Restlessness - The issue caused anxiety and concern among the various sectors. The president of the National Business Council (Conep), Anthony Fletcher, recognized there have been important improvements, but he is still concerned and asks "whether Panama will reach that goal," referring to improving the quality, efficiency and decentralization of the national education system. "In addition to everything positive that the Ministry of Education has been developing, we must greatly improve its disclosure mechanism in order to know what progress we've had," he stressed.
No agreements - In some of the issues in which there was no agreement was to increase the hours of math, doing more hours of practical exercises, setting goals for each grade in reading, a comprehensive educational project to promote fun and participation in the classroom, in addition to the application of objective national and international standardized selection tests, among other topics.

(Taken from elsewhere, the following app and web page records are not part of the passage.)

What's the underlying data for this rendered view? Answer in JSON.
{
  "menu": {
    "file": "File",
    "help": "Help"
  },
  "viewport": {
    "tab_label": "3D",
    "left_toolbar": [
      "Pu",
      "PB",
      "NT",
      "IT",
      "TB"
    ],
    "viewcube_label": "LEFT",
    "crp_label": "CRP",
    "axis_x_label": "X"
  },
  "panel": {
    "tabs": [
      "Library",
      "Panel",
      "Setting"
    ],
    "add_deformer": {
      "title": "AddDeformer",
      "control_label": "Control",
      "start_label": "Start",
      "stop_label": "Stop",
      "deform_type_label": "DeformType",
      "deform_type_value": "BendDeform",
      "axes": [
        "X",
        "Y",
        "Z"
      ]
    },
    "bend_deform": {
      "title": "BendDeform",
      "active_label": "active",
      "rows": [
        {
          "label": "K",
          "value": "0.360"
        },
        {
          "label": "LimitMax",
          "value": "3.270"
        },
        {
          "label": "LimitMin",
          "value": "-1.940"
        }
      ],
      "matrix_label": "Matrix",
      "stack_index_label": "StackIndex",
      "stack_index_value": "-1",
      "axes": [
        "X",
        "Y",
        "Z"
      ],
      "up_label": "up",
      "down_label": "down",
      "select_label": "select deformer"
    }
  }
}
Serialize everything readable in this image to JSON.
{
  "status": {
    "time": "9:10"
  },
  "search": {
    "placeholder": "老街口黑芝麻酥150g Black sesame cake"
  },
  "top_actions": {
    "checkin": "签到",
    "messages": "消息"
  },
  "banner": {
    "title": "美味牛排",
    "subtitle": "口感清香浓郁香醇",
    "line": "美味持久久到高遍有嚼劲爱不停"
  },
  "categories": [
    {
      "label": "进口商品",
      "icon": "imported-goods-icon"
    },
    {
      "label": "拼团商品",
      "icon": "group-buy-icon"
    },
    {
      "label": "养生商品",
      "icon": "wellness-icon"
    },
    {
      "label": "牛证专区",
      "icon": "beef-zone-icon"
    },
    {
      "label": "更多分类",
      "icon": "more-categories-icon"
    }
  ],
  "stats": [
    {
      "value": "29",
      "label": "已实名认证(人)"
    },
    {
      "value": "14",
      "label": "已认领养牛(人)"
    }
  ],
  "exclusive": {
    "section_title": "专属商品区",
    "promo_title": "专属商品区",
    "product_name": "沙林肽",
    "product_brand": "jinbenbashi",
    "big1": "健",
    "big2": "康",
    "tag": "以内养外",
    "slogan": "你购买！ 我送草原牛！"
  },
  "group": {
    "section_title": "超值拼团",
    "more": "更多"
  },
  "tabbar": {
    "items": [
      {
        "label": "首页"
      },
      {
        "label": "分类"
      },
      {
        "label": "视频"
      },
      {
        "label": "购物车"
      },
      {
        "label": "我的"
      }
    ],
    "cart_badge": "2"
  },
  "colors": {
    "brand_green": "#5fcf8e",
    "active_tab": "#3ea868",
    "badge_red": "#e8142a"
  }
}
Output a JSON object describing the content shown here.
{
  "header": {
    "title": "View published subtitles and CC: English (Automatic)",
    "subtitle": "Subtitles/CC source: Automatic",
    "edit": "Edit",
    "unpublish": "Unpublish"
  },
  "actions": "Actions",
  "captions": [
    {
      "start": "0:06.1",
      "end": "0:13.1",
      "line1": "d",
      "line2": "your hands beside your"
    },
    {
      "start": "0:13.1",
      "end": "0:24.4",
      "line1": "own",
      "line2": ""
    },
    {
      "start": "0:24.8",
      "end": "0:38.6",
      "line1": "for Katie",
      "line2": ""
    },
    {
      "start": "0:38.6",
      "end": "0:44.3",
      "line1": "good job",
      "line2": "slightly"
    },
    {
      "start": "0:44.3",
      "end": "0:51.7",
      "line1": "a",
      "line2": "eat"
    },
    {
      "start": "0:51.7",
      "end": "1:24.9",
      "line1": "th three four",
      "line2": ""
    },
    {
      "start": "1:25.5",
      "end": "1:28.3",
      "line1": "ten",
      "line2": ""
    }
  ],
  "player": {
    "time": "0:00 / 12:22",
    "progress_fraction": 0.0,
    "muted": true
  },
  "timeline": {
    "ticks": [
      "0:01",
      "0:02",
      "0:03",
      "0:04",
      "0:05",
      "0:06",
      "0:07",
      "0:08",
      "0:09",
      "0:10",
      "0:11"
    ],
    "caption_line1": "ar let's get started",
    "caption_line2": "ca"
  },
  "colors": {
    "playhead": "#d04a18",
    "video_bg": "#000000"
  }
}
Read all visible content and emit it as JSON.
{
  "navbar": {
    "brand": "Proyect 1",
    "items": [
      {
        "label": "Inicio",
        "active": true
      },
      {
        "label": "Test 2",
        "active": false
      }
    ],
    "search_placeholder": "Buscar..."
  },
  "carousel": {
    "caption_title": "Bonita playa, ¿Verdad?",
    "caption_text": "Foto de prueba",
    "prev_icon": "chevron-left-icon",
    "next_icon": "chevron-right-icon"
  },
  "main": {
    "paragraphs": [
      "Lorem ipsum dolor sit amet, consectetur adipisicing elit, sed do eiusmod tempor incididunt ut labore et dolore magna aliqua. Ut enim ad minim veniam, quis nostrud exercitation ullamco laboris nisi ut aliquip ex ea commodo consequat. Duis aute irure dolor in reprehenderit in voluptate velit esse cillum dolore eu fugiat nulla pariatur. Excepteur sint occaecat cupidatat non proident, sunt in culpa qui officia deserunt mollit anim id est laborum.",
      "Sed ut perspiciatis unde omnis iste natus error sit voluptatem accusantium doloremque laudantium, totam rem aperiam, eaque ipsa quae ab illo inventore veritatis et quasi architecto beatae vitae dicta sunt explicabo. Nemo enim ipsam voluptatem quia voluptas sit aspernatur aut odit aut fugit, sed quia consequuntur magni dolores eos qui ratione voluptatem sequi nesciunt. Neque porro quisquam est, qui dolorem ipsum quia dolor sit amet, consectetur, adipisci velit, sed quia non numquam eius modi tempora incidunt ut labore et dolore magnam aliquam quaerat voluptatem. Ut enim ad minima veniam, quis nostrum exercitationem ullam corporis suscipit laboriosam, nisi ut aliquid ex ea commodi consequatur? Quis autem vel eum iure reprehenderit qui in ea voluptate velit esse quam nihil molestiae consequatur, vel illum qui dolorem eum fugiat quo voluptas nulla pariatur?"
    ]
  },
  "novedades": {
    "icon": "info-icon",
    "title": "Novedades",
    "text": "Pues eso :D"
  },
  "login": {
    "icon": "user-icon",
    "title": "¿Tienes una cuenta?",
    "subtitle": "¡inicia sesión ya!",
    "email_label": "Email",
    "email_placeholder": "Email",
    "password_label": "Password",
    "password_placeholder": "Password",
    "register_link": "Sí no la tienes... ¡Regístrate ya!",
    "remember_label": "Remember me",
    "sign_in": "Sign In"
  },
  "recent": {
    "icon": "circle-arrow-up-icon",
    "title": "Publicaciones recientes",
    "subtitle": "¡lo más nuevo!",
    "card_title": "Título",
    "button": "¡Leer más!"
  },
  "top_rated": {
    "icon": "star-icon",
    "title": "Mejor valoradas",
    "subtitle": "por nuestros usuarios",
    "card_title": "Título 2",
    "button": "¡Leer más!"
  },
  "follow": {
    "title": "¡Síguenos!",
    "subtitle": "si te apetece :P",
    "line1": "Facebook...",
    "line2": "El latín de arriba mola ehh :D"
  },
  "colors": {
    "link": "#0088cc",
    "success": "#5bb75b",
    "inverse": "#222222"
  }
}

For the executive secretary of the Council of the National Coalition for Development, Jaime Jacome, there has not been a priority or prioritization of these programs by the Government. "This does not mean it's good or bad. The fact that there is a lack of progress on a specific issue depends on many factors," he said. Jacome said these are long-term goals rather than immediate compliance. No doubt in Panama there is an urgent need to create a state policy that transcends governments (politics) and thus achieve excellence in education. (Mi Diario)